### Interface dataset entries
* * * * * * * * *
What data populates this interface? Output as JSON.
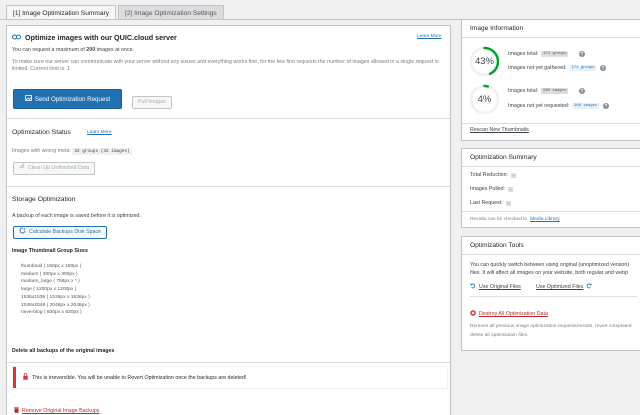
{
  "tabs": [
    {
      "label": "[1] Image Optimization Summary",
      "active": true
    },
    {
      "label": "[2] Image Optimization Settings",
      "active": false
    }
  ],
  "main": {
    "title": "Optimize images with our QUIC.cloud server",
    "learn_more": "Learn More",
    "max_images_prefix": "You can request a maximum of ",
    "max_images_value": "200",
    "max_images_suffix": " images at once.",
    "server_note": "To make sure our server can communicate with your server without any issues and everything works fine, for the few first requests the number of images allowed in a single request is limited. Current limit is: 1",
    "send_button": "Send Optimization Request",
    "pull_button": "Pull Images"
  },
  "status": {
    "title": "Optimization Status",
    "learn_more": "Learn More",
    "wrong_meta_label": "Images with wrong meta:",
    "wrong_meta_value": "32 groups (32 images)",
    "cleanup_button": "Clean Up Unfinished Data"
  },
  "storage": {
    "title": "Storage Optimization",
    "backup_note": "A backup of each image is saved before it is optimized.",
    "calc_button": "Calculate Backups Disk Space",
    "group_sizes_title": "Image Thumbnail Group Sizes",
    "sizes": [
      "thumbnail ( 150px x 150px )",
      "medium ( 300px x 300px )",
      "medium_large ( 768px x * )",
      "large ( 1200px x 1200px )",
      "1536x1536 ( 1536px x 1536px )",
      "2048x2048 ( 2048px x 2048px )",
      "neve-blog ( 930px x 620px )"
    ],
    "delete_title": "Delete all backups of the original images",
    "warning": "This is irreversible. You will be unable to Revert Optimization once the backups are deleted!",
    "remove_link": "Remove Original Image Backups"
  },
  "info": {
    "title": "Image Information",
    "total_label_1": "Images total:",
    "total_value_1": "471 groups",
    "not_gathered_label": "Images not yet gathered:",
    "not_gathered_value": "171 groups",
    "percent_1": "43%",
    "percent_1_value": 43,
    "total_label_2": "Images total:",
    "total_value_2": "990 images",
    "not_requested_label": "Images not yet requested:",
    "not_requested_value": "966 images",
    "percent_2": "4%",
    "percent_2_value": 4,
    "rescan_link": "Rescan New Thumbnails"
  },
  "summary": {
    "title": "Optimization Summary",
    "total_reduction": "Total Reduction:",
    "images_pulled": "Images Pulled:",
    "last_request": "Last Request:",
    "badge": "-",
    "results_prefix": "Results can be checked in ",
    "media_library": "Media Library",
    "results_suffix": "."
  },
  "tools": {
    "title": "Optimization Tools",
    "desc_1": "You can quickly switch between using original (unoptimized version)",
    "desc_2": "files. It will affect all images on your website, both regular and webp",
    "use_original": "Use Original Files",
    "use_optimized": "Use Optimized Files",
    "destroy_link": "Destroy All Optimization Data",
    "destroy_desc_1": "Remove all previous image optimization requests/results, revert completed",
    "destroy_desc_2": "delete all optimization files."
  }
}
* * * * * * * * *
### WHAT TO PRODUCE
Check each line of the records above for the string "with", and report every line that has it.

### EXERCISE RESULT
    "title": "Optimize images with our QUIC.cloud server",
    "server_note": "To make sure our server can communicate with your server without any issues and everything works fine, for the few first requests the number of images allowed in a single request is limited. Current limit is: 1",
    "wrong_meta_label": "Images with wrong meta:",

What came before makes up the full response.